### [WHAT YOU ARE ASKED TO DO]
Would you write out every entry exactly, but without the pictures?

### [SUPPLIED RECORDS]
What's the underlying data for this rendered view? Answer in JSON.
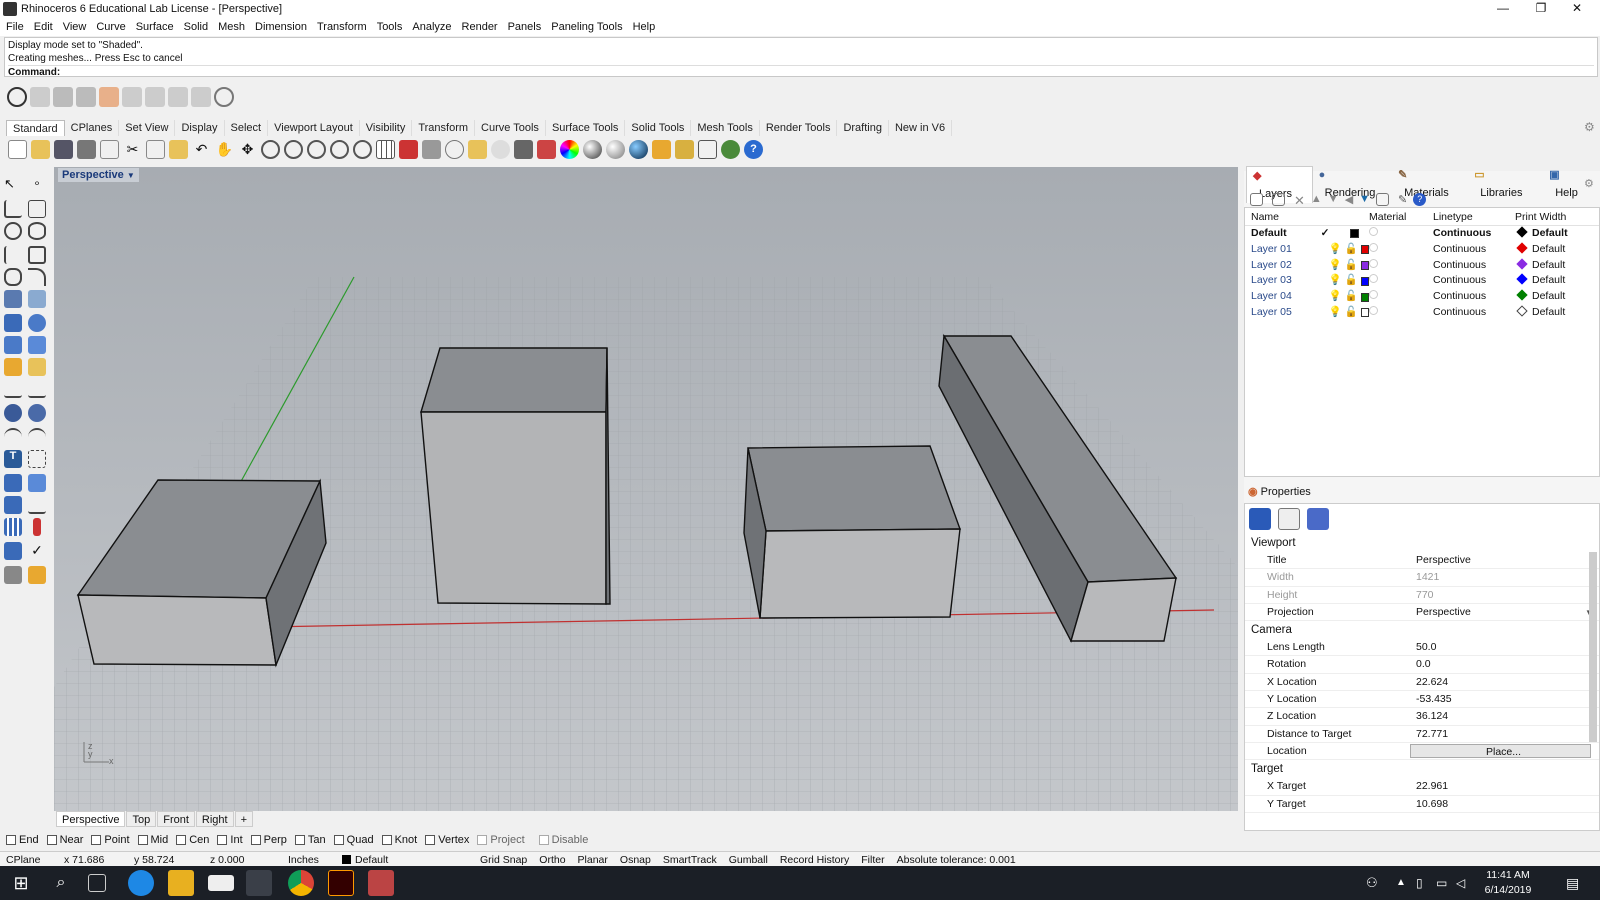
{
  "window": {
    "title": "Rhinoceros 6 Educational Lab License - [Perspective]",
    "minimize": "—",
    "restore": "❐",
    "close": "✕"
  },
  "menu": [
    "File",
    "Edit",
    "View",
    "Curve",
    "Surface",
    "Solid",
    "Mesh",
    "Dimension",
    "Transform",
    "Tools",
    "Analyze",
    "Render",
    "Panels",
    "Paneling Tools",
    "Help"
  ],
  "command_history": [
    "Display mode set to \"Shaded\".",
    "Creating meshes... Press Esc to cancel"
  ],
  "command_prompt": "Command:",
  "toolbar_tabs": [
    "Standard",
    "CPlanes",
    "Set View",
    "Display",
    "Select",
    "Viewport Layout",
    "Visibility",
    "Transform",
    "Curve Tools",
    "Surface Tools",
    "Solid Tools",
    "Mesh Tools",
    "Render Tools",
    "Drafting",
    "New in V6"
  ],
  "viewport": {
    "label": "Perspective",
    "tabs": [
      "Perspective",
      "Top",
      "Front",
      "Right"
    ],
    "add_tab": "+"
  },
  "osnaps": [
    "End",
    "Near",
    "Point",
    "Mid",
    "Cen",
    "Int",
    "Perp",
    "Tan",
    "Quad",
    "Knot",
    "Vertex",
    "Project",
    "Disable"
  ],
  "status": {
    "cplane": "CPlane",
    "x": "x 71.686",
    "y": "y 58.724",
    "z": "z 0.000",
    "units": "Inches",
    "layer": "Default",
    "grid_snap": "Grid Snap",
    "ortho": "Ortho",
    "planar": "Planar",
    "osnap": "Osnap",
    "smarttrack": "SmartTrack",
    "gumball": "Gumball",
    "record_history": "Record History",
    "filter": "Filter",
    "tolerance": "Absolute tolerance: 0.001"
  },
  "panel_tabs": [
    "Layers",
    "Rendering",
    "Materials",
    "Libraries",
    "Help"
  ],
  "layers": {
    "headers": [
      "Name",
      "Material",
      "Linetype",
      "Print Width"
    ],
    "rows": [
      {
        "name": "Default",
        "linetype": "Continuous",
        "print_width": "Default",
        "color": "#000000"
      },
      {
        "name": "Layer 01",
        "linetype": "Continuous",
        "print_width": "Default",
        "color": "#e00000"
      },
      {
        "name": "Layer 02",
        "linetype": "Continuous",
        "print_width": "Default",
        "color": "#8a2be2"
      },
      {
        "name": "Layer 03",
        "linetype": "Continuous",
        "print_width": "Default",
        "color": "#0000ff"
      },
      {
        "name": "Layer 04",
        "linetype": "Continuous",
        "print_width": "Default",
        "color": "#008000"
      },
      {
        "name": "Layer 05",
        "linetype": "Continuous",
        "print_width": "Default",
        "color": "#ffffff"
      }
    ]
  },
  "properties": {
    "title": "Properties",
    "viewport_section": "Viewport",
    "camera_section": "Camera",
    "target_section": "Target",
    "viewport_rows": [
      [
        "Title",
        "Perspective"
      ],
      [
        "Width",
        "1421"
      ],
      [
        "Height",
        "770"
      ],
      [
        "Projection",
        "Perspective"
      ]
    ],
    "camera_rows": [
      [
        "Lens Length",
        "50.0"
      ],
      [
        "Rotation",
        "0.0"
      ],
      [
        "X Location",
        "22.624"
      ],
      [
        "Y Location",
        "-53.435"
      ],
      [
        "Z Location",
        "36.124"
      ],
      [
        "Distance to Target",
        "72.771"
      ],
      [
        "Location",
        "Place..."
      ]
    ],
    "target_rows": [
      [
        "X Target",
        "22.961"
      ],
      [
        "Y Target",
        "10.698"
      ]
    ]
  },
  "clock": {
    "time": "11:41 AM",
    "date": "6/14/2019"
  }
}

### [OUTPUT BELOW]
What's the underlying data for this rendered view? Answer in JSON.
{
  "window": {
    "title": "Rhinoceros 6 Educational Lab License - [Perspective]",
    "minimize": "—",
    "restore": "❐",
    "close": "✕"
  },
  "menu": [
    "File",
    "Edit",
    "View",
    "Curve",
    "Surface",
    "Solid",
    "Mesh",
    "Dimension",
    "Transform",
    "Tools",
    "Analyze",
    "Render",
    "Panels",
    "Paneling Tools",
    "Help"
  ],
  "command_history": [
    "Display mode set to \"Shaded\".",
    "Creating meshes... Press Esc to cancel"
  ],
  "command_prompt": "Command:",
  "toolbar_tabs": [
    "Standard",
    "CPlanes",
    "Set View",
    "Display",
    "Select",
    "Viewport Layout",
    "Visibility",
    "Transform",
    "Curve Tools",
    "Surface Tools",
    "Solid Tools",
    "Mesh Tools",
    "Render Tools",
    "Drafting",
    "New in V6"
  ],
  "viewport": {
    "label": "Perspective",
    "tabs": [
      "Perspective",
      "Top",
      "Front",
      "Right"
    ],
    "add_tab": "+"
  },
  "osnaps": [
    "End",
    "Near",
    "Point",
    "Mid",
    "Cen",
    "Int",
    "Perp",
    "Tan",
    "Quad",
    "Knot",
    "Vertex",
    "Project",
    "Disable"
  ],
  "status": {
    "cplane": "CPlane",
    "x": "x 71.686",
    "y": "y 58.724",
    "z": "z 0.000",
    "units": "Inches",
    "layer": "Default",
    "grid_snap": "Grid Snap",
    "ortho": "Ortho",
    "planar": "Planar",
    "osnap": "Osnap",
    "smarttrack": "SmartTrack",
    "gumball": "Gumball",
    "record_history": "Record History",
    "filter": "Filter",
    "tolerance": "Absolute tolerance: 0.001"
  },
  "panel_tabs": [
    "Layers",
    "Rendering",
    "Materials",
    "Libraries",
    "Help"
  ],
  "layers": {
    "headers": [
      "Name",
      "Material",
      "Linetype",
      "Print Width"
    ],
    "rows": [
      {
        "name": "Default",
        "linetype": "Continuous",
        "print_width": "Default",
        "color": "#000000"
      },
      {
        "name": "Layer 01",
        "linetype": "Continuous",
        "print_width": "Default",
        "color": "#e00000"
      },
      {
        "name": "Layer 02",
        "linetype": "Continuous",
        "print_width": "Default",
        "color": "#8a2be2"
      },
      {
        "name": "Layer 03",
        "linetype": "Continuous",
        "print_width": "Default",
        "color": "#0000ff"
      },
      {
        "name": "Layer 04",
        "linetype": "Continuous",
        "print_width": "Default",
        "color": "#008000"
      },
      {
        "name": "Layer 05",
        "linetype": "Continuous",
        "print_width": "Default",
        "color": "#ffffff"
      }
    ]
  },
  "properties": {
    "title": "Properties",
    "viewport_section": "Viewport",
    "camera_section": "Camera",
    "target_section": "Target",
    "viewport_rows": [
      [
        "Title",
        "Perspective"
      ],
      [
        "Width",
        "1421"
      ],
      [
        "Height",
        "770"
      ],
      [
        "Projection",
        "Perspective"
      ]
    ],
    "camera_rows": [
      [
        "Lens Length",
        "50.0"
      ],
      [
        "Rotation",
        "0.0"
      ],
      [
        "X Location",
        "22.624"
      ],
      [
        "Y Location",
        "-53.435"
      ],
      [
        "Z Location",
        "36.124"
      ],
      [
        "Distance to Target",
        "72.771"
      ],
      [
        "Location",
        "Place..."
      ]
    ],
    "target_rows": [
      [
        "X Target",
        "22.961"
      ],
      [
        "Y Target",
        "10.698"
      ]
    ]
  },
  "clock": {
    "time": "11:41 AM",
    "date": "6/14/2019"
  }
}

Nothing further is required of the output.